* _WORK TO COMPLETE_: All lines in the records below that hold "this" are to be shown.

+ + + +

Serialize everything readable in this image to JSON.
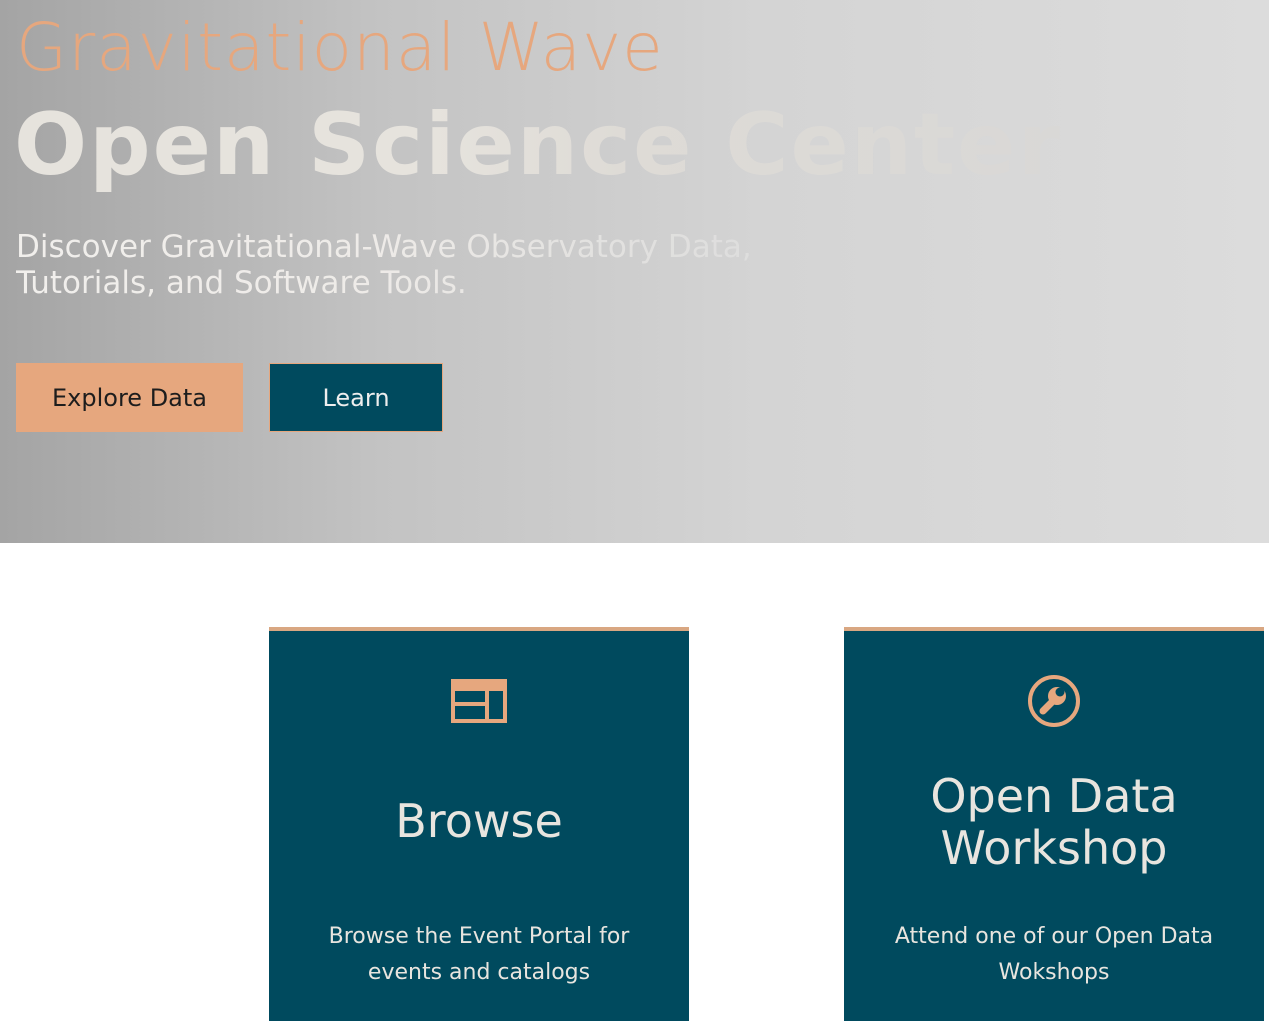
{
  "hero": {
    "title_light": "Gravitational Wave",
    "title_bold": "Open Science Center",
    "subtitle_line1": "Discover Gravitational-Wave Observatory Data,",
    "subtitle_line2": "Tutorials, and Software Tools.",
    "buttons": {
      "explore_label": "Explore Data",
      "learn_label": "Learn"
    }
  },
  "cards": [
    {
      "icon": "browser-window-icon",
      "title": "Browse",
      "description": "Browse the Event Portal for events and catalogs"
    },
    {
      "icon": "wrench-icon",
      "title_line1": "Open Data",
      "title_line2": "Workshop",
      "description": "Attend one of our Open Data Wokshops"
    }
  ],
  "colors": {
    "accent": "#e6a77e",
    "card_background": "#004a5e",
    "card_text": "#e8e5df"
  }
}
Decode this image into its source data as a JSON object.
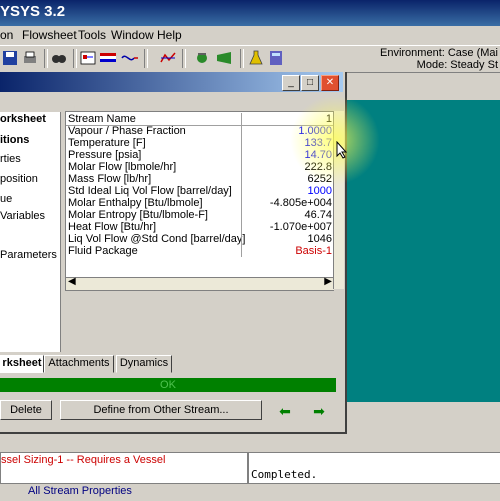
{
  "app": {
    "title": "YSYS 3.2",
    "environment": "Environment: Case (Mai",
    "mode": "Mode: Steady St"
  },
  "menu": [
    "on",
    "Flowsheet",
    "Tools",
    "Window",
    "Help"
  ],
  "toolbar": {
    "icons": [
      "disk-icon",
      "print-icon",
      "binoculars-icon",
      "pfd-icon",
      "workbook-icon",
      "flag-icon",
      "stream-icon",
      "graph-icon",
      "valve-icon",
      "compressor-icon",
      "flask-icon",
      "calculator-icon"
    ]
  },
  "dialog": {
    "nav": [
      {
        "label": "orksheet",
        "bold": true
      },
      {
        "label": "itions",
        "bold": true
      },
      {
        "label": "rties",
        "bold": false
      },
      {
        "label": "position",
        "bold": false
      },
      {
        "label": "ue",
        "bold": false
      },
      {
        "label": "Variables",
        "bold": false
      },
      {
        "label": "Parameters",
        "bold": false
      }
    ],
    "rows": [
      {
        "label": "Stream Name",
        "value": "1",
        "color": "#000000"
      },
      {
        "label": "Vapour / Phase Fraction",
        "value": "1.0000",
        "color": "#0000ff"
      },
      {
        "label": "Temperature [F]",
        "value": "133.7",
        "color": "#0000ff"
      },
      {
        "label": "Pressure [psia]",
        "value": "14.70",
        "color": "#0000ff"
      },
      {
        "label": "Molar Flow [lbmole/hr]",
        "value": "222.8",
        "color": "#000000"
      },
      {
        "label": "Mass Flow [lb/hr]",
        "value": "6252",
        "color": "#000000"
      },
      {
        "label": "Std Ideal Liq Vol Flow [barrel/day]",
        "value": "1000",
        "color": "#0000ff"
      },
      {
        "label": "Molar Enthalpy [Btu/lbmole]",
        "value": "-4.805e+004",
        "color": "#000000"
      },
      {
        "label": "Molar Entropy [Btu/lbmole-F]",
        "value": "46.74",
        "color": "#000000"
      },
      {
        "label": "Heat Flow [Btu/hr]",
        "value": "-1.070e+007",
        "color": "#000000"
      },
      {
        "label": "Liq Vol Flow @Std Cond [barrel/day]",
        "value": "1046",
        "color": "#000000"
      },
      {
        "label": "Fluid Package",
        "value": "Basis-1",
        "color": "#cc0000"
      }
    ],
    "tabs": [
      "rksheet",
      "Attachments",
      "Dynamics"
    ],
    "status": "OK",
    "delete_label": "Delete",
    "define_label": "Define from Other Stream..."
  },
  "bottom": {
    "left_message": "ssel Sizing-1 -- Requires a Vessel",
    "right_message": "Completed.",
    "status_label": "All Stream Properties"
  },
  "colors": {
    "pfd_background": "#008080",
    "ok_bar": "#008000"
  }
}
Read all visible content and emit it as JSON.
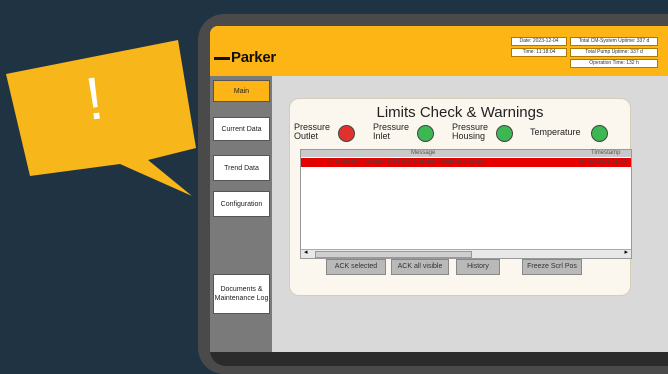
{
  "header": {
    "logo": "Parker",
    "date": "Date: 2023-12-04",
    "time": "Time: 11:18:04",
    "system_uptime": "Total CM-System Uptime: 337 d",
    "pump_uptime": "Total Pump Uptime: 337 d",
    "operation_time": "Operation Time: 132 h"
  },
  "sidebar": {
    "items": [
      {
        "label": "Main",
        "active": true
      },
      {
        "label": "Current Data"
      },
      {
        "label": "Trend Data"
      },
      {
        "label": "Configuration"
      },
      {
        "label": "Documents & Maintenance Log"
      }
    ]
  },
  "main": {
    "title": "Limits Check & Warnings",
    "sensors": [
      {
        "label_line1": "Pressure",
        "label_line2": "Outlet",
        "status_color": "#e0322b"
      },
      {
        "label_line1": "Pressure",
        "label_line2": "Inlet",
        "status_color": "#3cb754"
      },
      {
        "label_line1": "Pressure",
        "label_line2": "Housing",
        "status_color": "#3cb754"
      },
      {
        "label_line1": "Temperature",
        "label_line2": "",
        "status_color": "#3cb754"
      }
    ],
    "table": {
      "columns": [
        "",
        "Message",
        "Timestamp"
      ],
      "rows": [
        {
          "id": "0",
          "message": "The Outlet Pressure ( 0.65 bar) is below minimum pressure",
          "timestamp": "04.12.2023 11:18"
        }
      ]
    },
    "buttons": [
      "ACK selected",
      "ACK all visible",
      "History",
      "Freeze Scrl Pos"
    ]
  },
  "alert_symbol": "!",
  "colors": {
    "brand": "#fdb515",
    "alarm_row": "#e60000"
  }
}
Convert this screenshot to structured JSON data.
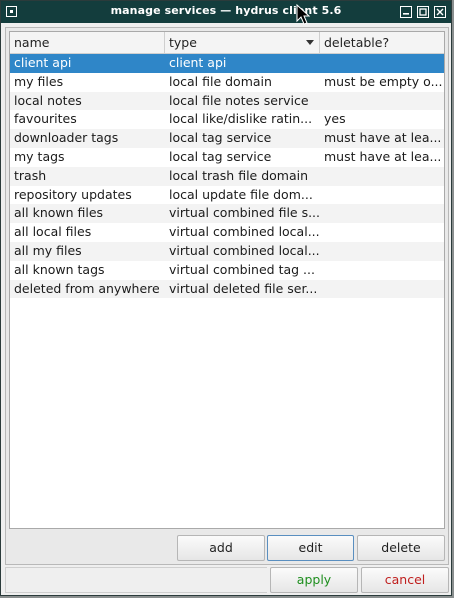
{
  "window": {
    "title": "manage services — hydrus client 5.6"
  },
  "list": {
    "headers": [
      "name",
      "type",
      "deletable?"
    ],
    "rows": [
      {
        "name": "client api",
        "type": "client api",
        "deletable": ""
      },
      {
        "name": "my files",
        "type": "local file domain",
        "deletable": "must be empty o..."
      },
      {
        "name": "local notes",
        "type": "local file notes service",
        "deletable": ""
      },
      {
        "name": "favourites",
        "type": "local like/dislike ratin...",
        "deletable": "yes"
      },
      {
        "name": "downloader tags",
        "type": "local tag service",
        "deletable": "must have at lea..."
      },
      {
        "name": "my tags",
        "type": "local tag service",
        "deletable": "must have at lea..."
      },
      {
        "name": "trash",
        "type": "local trash file domain",
        "deletable": ""
      },
      {
        "name": "repository updates",
        "type": "local update file dom...",
        "deletable": ""
      },
      {
        "name": "all known files",
        "type": "virtual combined file s...",
        "deletable": ""
      },
      {
        "name": "all local files",
        "type": "virtual combined local...",
        "deletable": ""
      },
      {
        "name": "all my files",
        "type": "virtual combined local...",
        "deletable": ""
      },
      {
        "name": "all known tags",
        "type": "virtual combined tag ...",
        "deletable": ""
      },
      {
        "name": "deleted from anywhere",
        "type": "virtual deleted file ser...",
        "deletable": ""
      }
    ],
    "selected_index": 0
  },
  "buttons": {
    "add": "add",
    "edit": "edit",
    "delete": "delete",
    "apply": "apply",
    "cancel": "cancel"
  },
  "colors": {
    "titlebar": "#133d3d",
    "selection": "#2f86c8",
    "apply_text": "#1f8f1f",
    "cancel_text": "#c0201f"
  },
  "icons": {
    "system_menu": "window-menu-icon",
    "minimize": "minimize-icon",
    "maximize": "maximize-icon",
    "close": "close-icon",
    "sort": "sort-descending-icon",
    "cursor": "mouse-pointer-icon"
  }
}
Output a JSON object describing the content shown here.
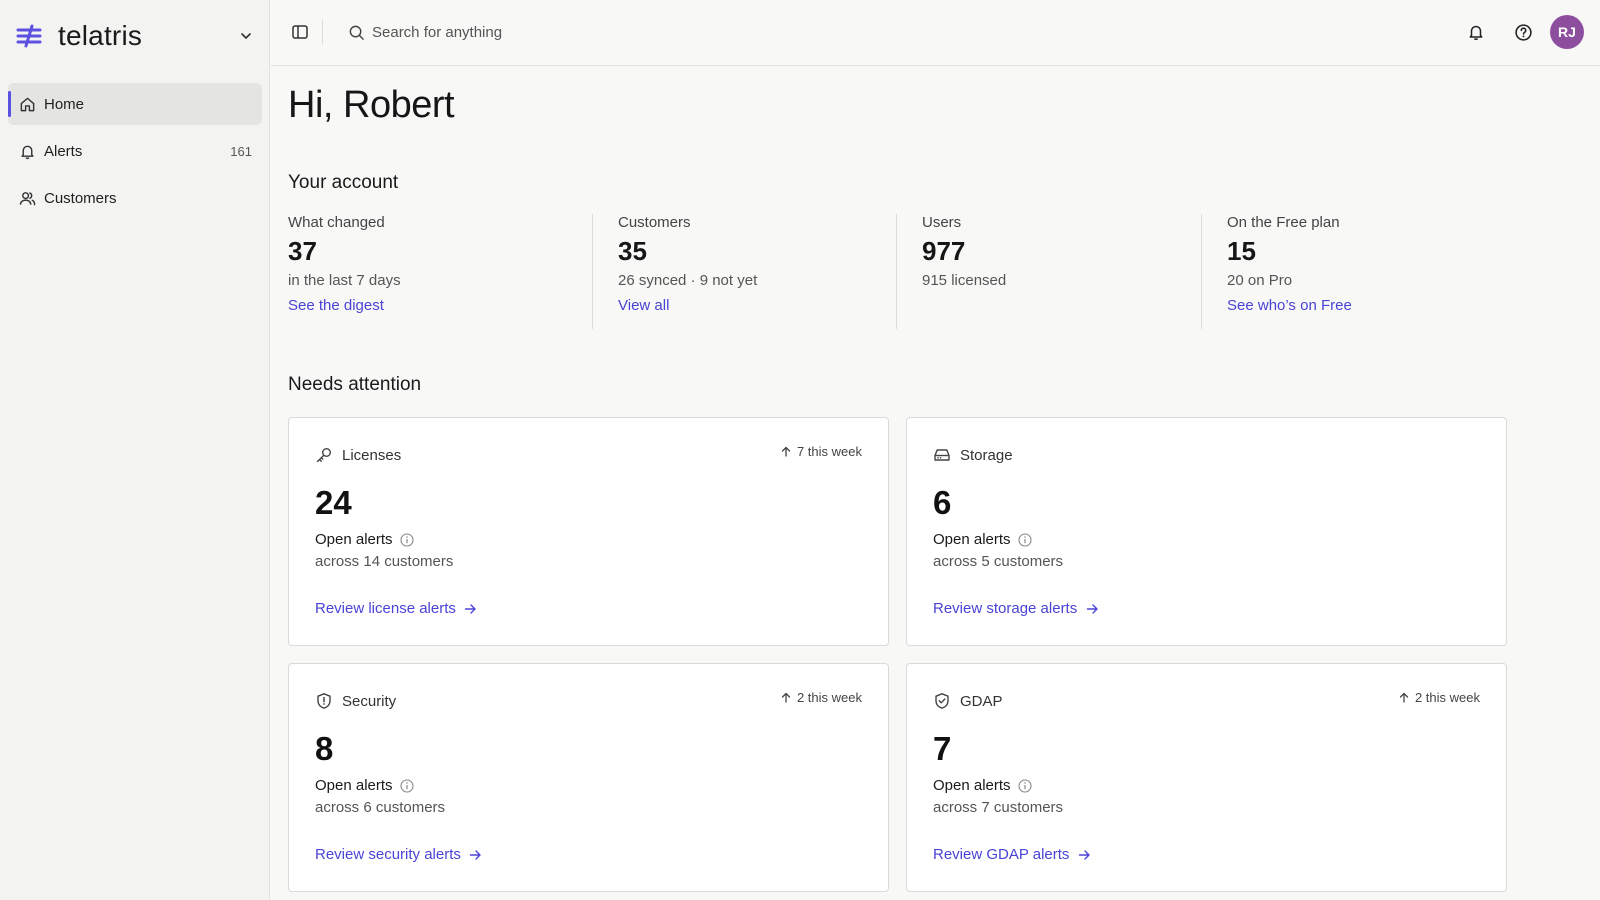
{
  "brand": {
    "name": "telatris",
    "accent": "#5b50e0"
  },
  "sidebar": {
    "items": [
      {
        "label": "Home",
        "icon": "home-icon",
        "count": "",
        "active": true
      },
      {
        "label": "Alerts",
        "icon": "bell-icon",
        "count": "161",
        "active": false
      },
      {
        "label": "Customers",
        "icon": "users-icon",
        "count": "",
        "active": false
      }
    ]
  },
  "topbar": {
    "search_placeholder": "Search for anything",
    "avatar_initials": "RJ",
    "avatar_color": "#8d4e9e"
  },
  "main": {
    "greeting": "Hi, Robert",
    "account_title": "Your account",
    "attention_title": "Needs attention",
    "stats": [
      {
        "label": "What changed",
        "value": "37",
        "sub": "in the last 7 days",
        "link": "See the digest"
      },
      {
        "label": "Customers",
        "value": "35",
        "sub": "26 synced · 9 not yet",
        "link": "View all"
      },
      {
        "label": "Users",
        "value": "977",
        "sub": "915 licensed",
        "link": ""
      },
      {
        "label": "On the Free plan",
        "value": "15",
        "sub": "20 on Pro",
        "link": "See who’s on Free"
      }
    ],
    "cards": [
      {
        "category": "Licenses",
        "icon": "key-icon",
        "trend": "7 this week",
        "count": "24",
        "metric": "Open alerts",
        "sub": "across 14 customers",
        "link": "Review license alerts"
      },
      {
        "category": "Storage",
        "icon": "storage-icon",
        "trend": "",
        "count": "6",
        "metric": "Open alerts",
        "sub": "across 5 customers",
        "link": "Review storage alerts"
      },
      {
        "category": "Security",
        "icon": "shield-alert-icon",
        "trend": "2 this week",
        "count": "8",
        "metric": "Open alerts",
        "sub": "across 6 customers",
        "link": "Review security alerts"
      },
      {
        "category": "GDAP",
        "icon": "shield-check-icon",
        "trend": "2 this week",
        "count": "7",
        "metric": "Open alerts",
        "sub": "across 7 customers",
        "link": "Review GDAP alerts"
      }
    ]
  },
  "colors": {
    "link": "#4a43d6",
    "background": "#f8f8f7",
    "sidebar": "#f3f3f2"
  }
}
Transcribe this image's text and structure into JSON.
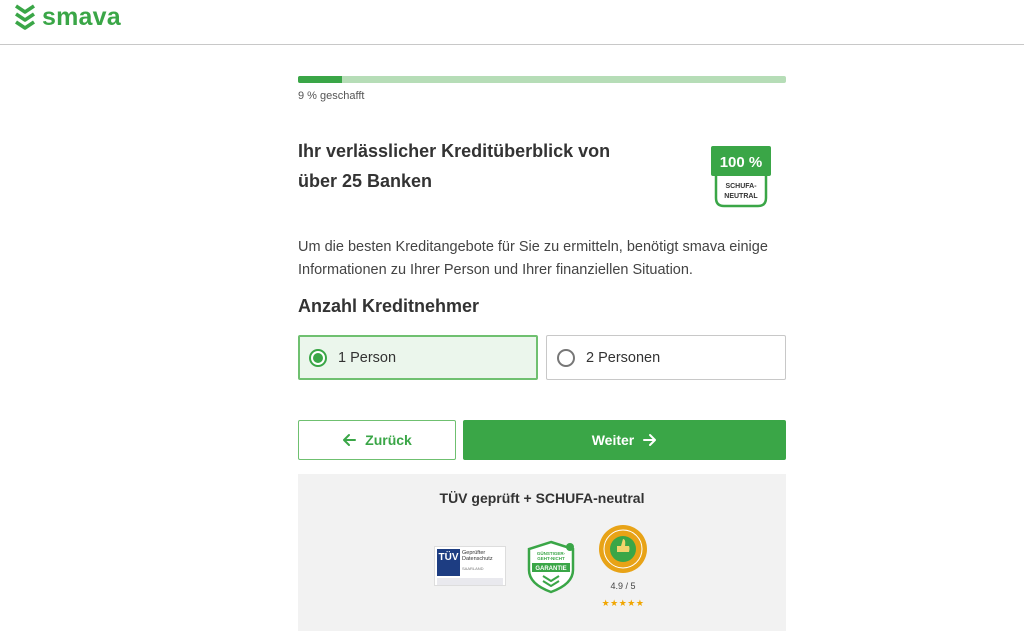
{
  "brand": {
    "name": "smava",
    "accent_color": "#3aa647",
    "light_accent": "#b6ddb7",
    "icon": "smava-chevrons-logo"
  },
  "progress": {
    "percent": 9,
    "label": "9 % geschafft"
  },
  "headline": {
    "line1": "Ihr verlässlicher Kreditüberblick von",
    "line2": "über 25 Banken"
  },
  "badge": {
    "value": "100 %",
    "line1": "SCHUFA-",
    "line2": "NEUTRAL"
  },
  "intro_text": "Um die besten Kreditangebote für Sie zu ermitteln, benötigt smava einige Informationen zu Ihrer Person und Ihrer finanziellen Situation.",
  "borrowers": {
    "title": "Anzahl Kreditnehmer",
    "options": [
      {
        "label": "1 Person",
        "selected": true
      },
      {
        "label": "2 Personen",
        "selected": false
      }
    ]
  },
  "buttons": {
    "back": "Zurück",
    "next": "Weiter"
  },
  "trust": {
    "title": "TÜV geprüft + SCHUFA-neutral",
    "tuv": {
      "logo": "TÜV",
      "line1": "Geprüfter",
      "line2": "Datenschutz",
      "sub": "SAARLAND"
    },
    "garantie": {
      "line1": "GÜNSTIGER-",
      "line2": "GEHT-NICHT",
      "label": "GARANTIE"
    },
    "rating": "4.9 / 5",
    "stars": "★★★★★",
    "star_color": "#f0a500"
  }
}
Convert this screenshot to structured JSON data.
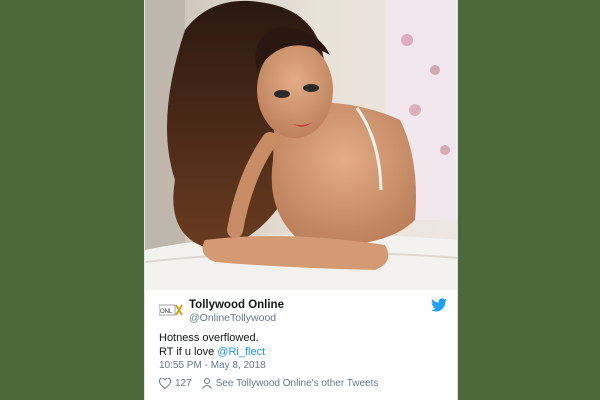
{
  "tweet": {
    "display_name": "Tollywood Online",
    "handle": "@OnlineTollywood",
    "text_line1": "Hotness overflowed.",
    "text_line2_prefix": "RT if u love ",
    "mention": "@Ri_flect",
    "timestamp": "10:55 PM - May 8, 2018",
    "likes": "127",
    "see_more_label": "See Tollywood Online's other Tweets",
    "photo_alt": "photo"
  },
  "icons": {
    "avatar": "logo-icon",
    "brand": "twitter-bird-icon",
    "like": "heart-icon",
    "profile": "person-icon"
  },
  "colors": {
    "page_background": "#4a6a3a",
    "link": "#1b95e0",
    "brand": "#1da1f2",
    "text": "#14171a",
    "muted": "#657786"
  }
}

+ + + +

* _RESPONSE_:
Serialize everything readable in this image to JSON.
Decode this image into its source data as a JSON object.
Convert this screenshot to structured JSON data.
        "trend": "7 this week",
        "trend": "2 this week",
        "trend": "2 this week",
Transcribe this image's text and structure into JSON.
Convert this screenshot to structured JSON data.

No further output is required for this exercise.